Task to complete:
Your job is to reproduce all of the data exactly.

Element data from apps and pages
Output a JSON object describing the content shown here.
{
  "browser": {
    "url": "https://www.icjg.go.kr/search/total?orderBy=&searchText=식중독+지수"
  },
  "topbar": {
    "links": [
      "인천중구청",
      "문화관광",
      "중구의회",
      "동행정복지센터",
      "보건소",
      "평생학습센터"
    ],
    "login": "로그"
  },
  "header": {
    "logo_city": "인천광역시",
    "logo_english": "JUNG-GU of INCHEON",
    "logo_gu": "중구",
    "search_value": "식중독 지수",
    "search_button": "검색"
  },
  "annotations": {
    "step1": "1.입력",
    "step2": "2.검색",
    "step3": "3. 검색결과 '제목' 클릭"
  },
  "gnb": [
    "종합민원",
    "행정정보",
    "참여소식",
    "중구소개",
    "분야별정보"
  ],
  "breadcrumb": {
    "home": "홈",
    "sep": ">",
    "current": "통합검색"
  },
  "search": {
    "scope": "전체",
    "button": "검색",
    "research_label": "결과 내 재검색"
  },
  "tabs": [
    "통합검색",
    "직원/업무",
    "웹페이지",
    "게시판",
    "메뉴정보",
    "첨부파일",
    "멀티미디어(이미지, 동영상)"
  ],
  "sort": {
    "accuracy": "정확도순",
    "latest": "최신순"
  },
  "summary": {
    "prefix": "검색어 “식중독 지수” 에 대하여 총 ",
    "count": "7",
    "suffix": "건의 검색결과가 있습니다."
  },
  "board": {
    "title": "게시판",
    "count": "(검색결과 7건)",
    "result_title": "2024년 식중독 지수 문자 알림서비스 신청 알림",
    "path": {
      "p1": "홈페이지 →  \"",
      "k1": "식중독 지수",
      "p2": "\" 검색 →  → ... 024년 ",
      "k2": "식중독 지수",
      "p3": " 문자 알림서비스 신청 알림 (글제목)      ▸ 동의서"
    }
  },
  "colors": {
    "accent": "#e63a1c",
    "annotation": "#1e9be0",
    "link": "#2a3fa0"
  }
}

Task response:
Output a JSON object describing the content shown here.
{
  "browser": {
    "url": "https://www.icjg.go.kr/search/total?orderBy=&searchText=식중독+지수"
  },
  "topbar": {
    "links": [
      "인천중구청",
      "문화관광",
      "중구의회",
      "동행정복지센터",
      "보건소",
      "평생학습센터"
    ],
    "login": "로그"
  },
  "header": {
    "logo_city": "인천광역시",
    "logo_english": "JUNG-GU of INCHEON",
    "logo_gu": "중구",
    "search_value": "식중독 지수",
    "search_button": "검색"
  },
  "annotations": {
    "step1": "1.입력",
    "step2": "2.검색",
    "step3": "3. 검색결과 '제목' 클릭"
  },
  "gnb": [
    "종합민원",
    "행정정보",
    "참여소식",
    "중구소개",
    "분야별정보"
  ],
  "breadcrumb": {
    "home": "홈",
    "sep": ">",
    "current": "통합검색"
  },
  "search": {
    "scope": "전체",
    "button": "검색",
    "research_label": "결과 내 재검색"
  },
  "tabs": [
    "통합검색",
    "직원/업무",
    "웹페이지",
    "게시판",
    "메뉴정보",
    "첨부파일",
    "멀티미디어(이미지, 동영상)"
  ],
  "sort": {
    "accuracy": "정확도순",
    "latest": "최신순"
  },
  "summary": {
    "prefix": "검색어 “식중독 지수” 에 대하여 총 ",
    "count": "7",
    "suffix": "건의 검색결과가 있습니다."
  },
  "board": {
    "title": "게시판",
    "count": "(검색결과 7건)",
    "result_title": "2024년 식중독 지수 문자 알림서비스 신청 알림",
    "path": {
      "p1": "홈페이지 →  \"",
      "k1": "식중독 지수",
      "p2": "\" 검색 →  → ... 024년 ",
      "k2": "식중독 지수",
      "p3": " 문자 알림서비스 신청 알림 (글제목)      ▸ 동의서"
    }
  },
  "colors": {
    "accent": "#e63a1c",
    "annotation": "#1e9be0",
    "link": "#2a3fa0"
  }
}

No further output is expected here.